Dismiss Notice
Join Physics Forums Today!
The friendliest, high quality science and math community on the planet! Everyone who loves science is here!

Cauchy-Riemann Equations problem (f(z) = ze^-z)

  1. Dec 2, 2006 #1
    This is not a homework problem - it was in a review book that I am studying before finals. The problem stated: Verify the Cauchy-Riemann equations for the following functions. Deduce that they are analytic. The function I am having trouble with is [tex] f(z) = z e^{-z} [/tex]

    Now, before I show my work, I just want to say that it seems quite obvious that this function is analytic, without the use of the Cauchy-Riemann functions.

    [tex] g(z) = z [/tex], the identity map, is entire.

    [tex] h(z) = e^{z} [/tex] is also entire, and never equal to zero.

    Therefore, since [tex] f(x) = ze^{-z} = \frac{g(z)}{h(z)} [/tex] is the quotient of two entire functions (and the denominator is never 0) it must also be entire.

    I also checked that the Cauchy-Riemann equations work for both functions [tex] g [/tex] and [tex] \frac{1}{h} [/tex] individually, but when I multiply them together, it doesn't work out. Where's my mistake?

    [tex] z = x + iy [/tex]

    [tex] ze^{-z} = (x + iy)(e^{-x}(cos y - i sin y)) = x e^{-x} cos y + y sin y + i (y e^{-x} cos y - x sin y) [/tex]

    So, let the real part of this function be [tex] U(x,y) [/tex] and let the imaginary part be [tex] V(x,y) [/tex].

    The Cauchy-Riemann equations say that [tex] U_x = V_y [/tex] and [tex] U_y = - V_x [/tex]. But I get:

    [tex] U_x = -x e^{-x} cos y + e^{-x} cos y [/tex]

    [tex] V_y = -y e^{-x} sin y + e^{-x} cosy - x cos y [/tex]

    Clearly, these aren't the same...

    Thanks for your help!
    Last edited: Dec 2, 2006
  2. jcsd
  3. Dec 2, 2006 #2
    The exponent [itex]e^{-x}[/itex] should be a common factor for all of your terms.. but in the line where you multiply everything out, you seem to have dropped it from some terms..

    [tex] ze^{-z} = (x + iy)(e^{-x}(cos y - i sin y)) \neq x e^{-x} cos y + y sin y + i (y e^{-x} cos y - x sin y) [/tex]
  4. Dec 2, 2006 #3
    Oh, I see... duh.

  5. Dec 2, 2006 #4


    User Avatar
    Science Advisor

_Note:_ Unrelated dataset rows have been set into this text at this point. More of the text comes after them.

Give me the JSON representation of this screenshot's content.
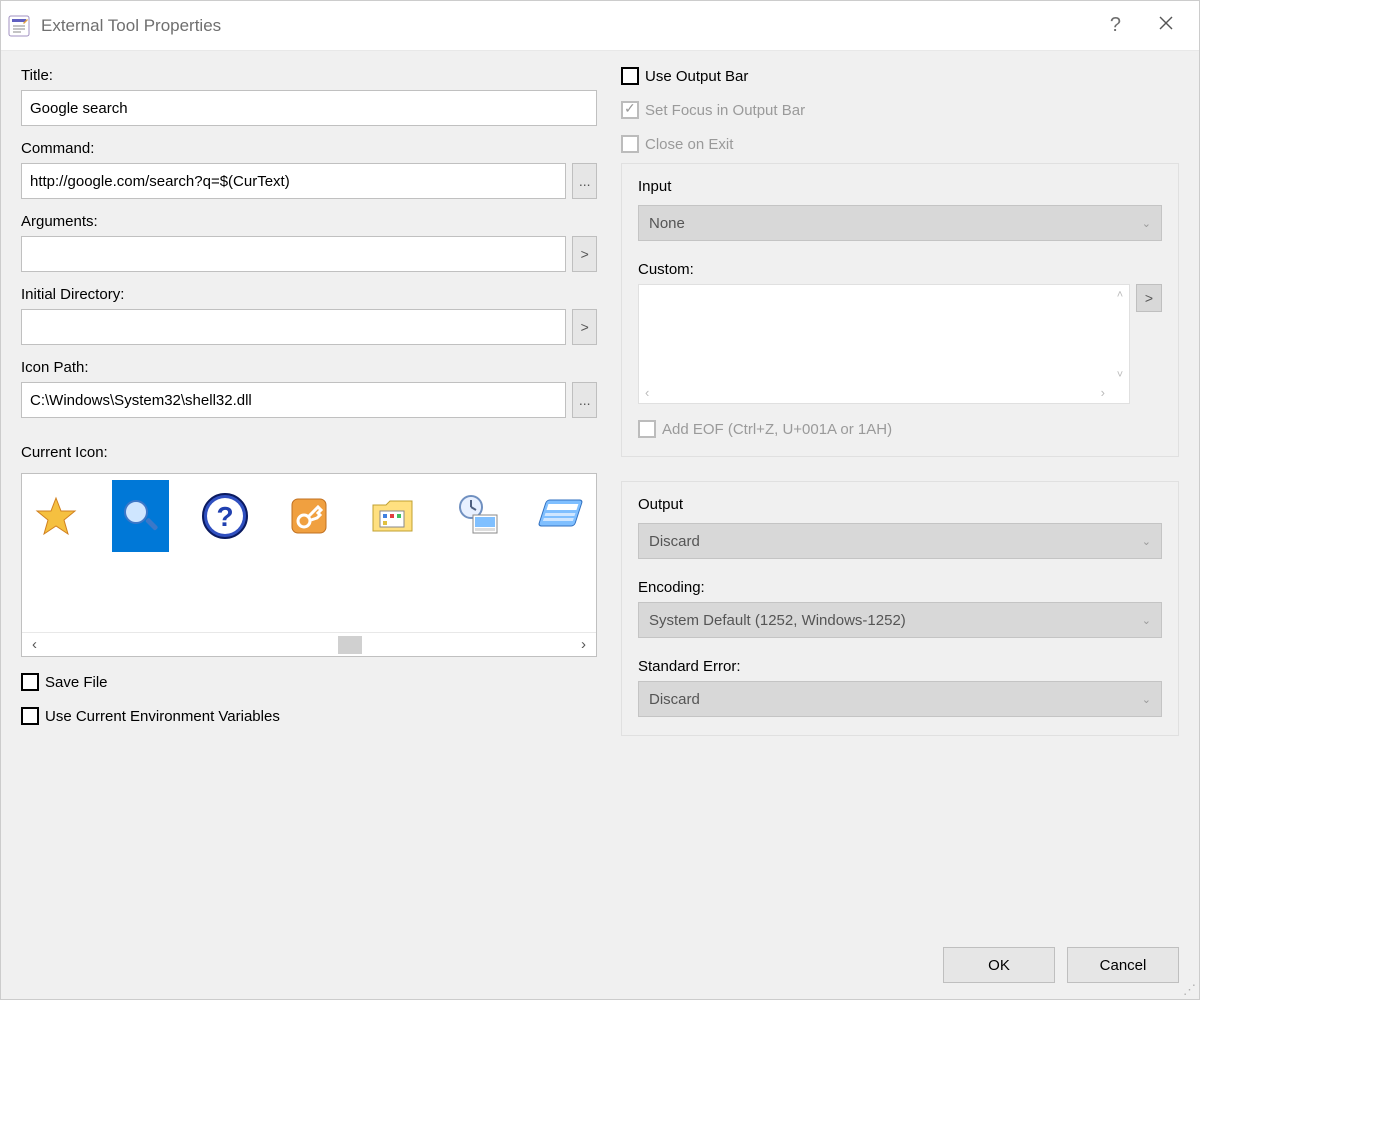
{
  "window": {
    "title": "External Tool Properties"
  },
  "left": {
    "title_label": "Title:",
    "title_value": "Google search",
    "command_label": "Command:",
    "command_value": "http://google.com/search?q=$(CurText)",
    "arguments_label": "Arguments:",
    "arguments_value": "",
    "initdir_label": "Initial Directory:",
    "initdir_value": "",
    "iconpath_label": "Icon Path:",
    "iconpath_value": "C:\\Windows\\System32\\shell32.dll",
    "currenticon_label": "Current Icon:",
    "savefile_label": "Save File",
    "envvars_label": "Use Current Environment Variables",
    "browse_glyph": "...",
    "more_glyph": ">"
  },
  "right": {
    "useoutput_label": "Use Output Bar",
    "setfocus_label": "Set Focus in Output Bar",
    "closeexit_label": "Close on Exit",
    "input_group": "Input",
    "input_combo": "None",
    "custom_label": "Custom:",
    "addeof_label": "Add EOF (Ctrl+Z, U+001A or 1AH)",
    "output_group": "Output",
    "output_combo": "Discard",
    "encoding_label": "Encoding:",
    "encoding_combo": "System Default (1252, Windows-1252)",
    "stderr_label": "Standard Error:",
    "stderr_combo": "Discard"
  },
  "buttons": {
    "ok": "OK",
    "cancel": "Cancel"
  }
}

    In your equation for ze-z, your expressions for U and V are incorrect. e-x multiplies all terms.
Share this great discussion with others via Reddit, Google+, Twitter, or Facebook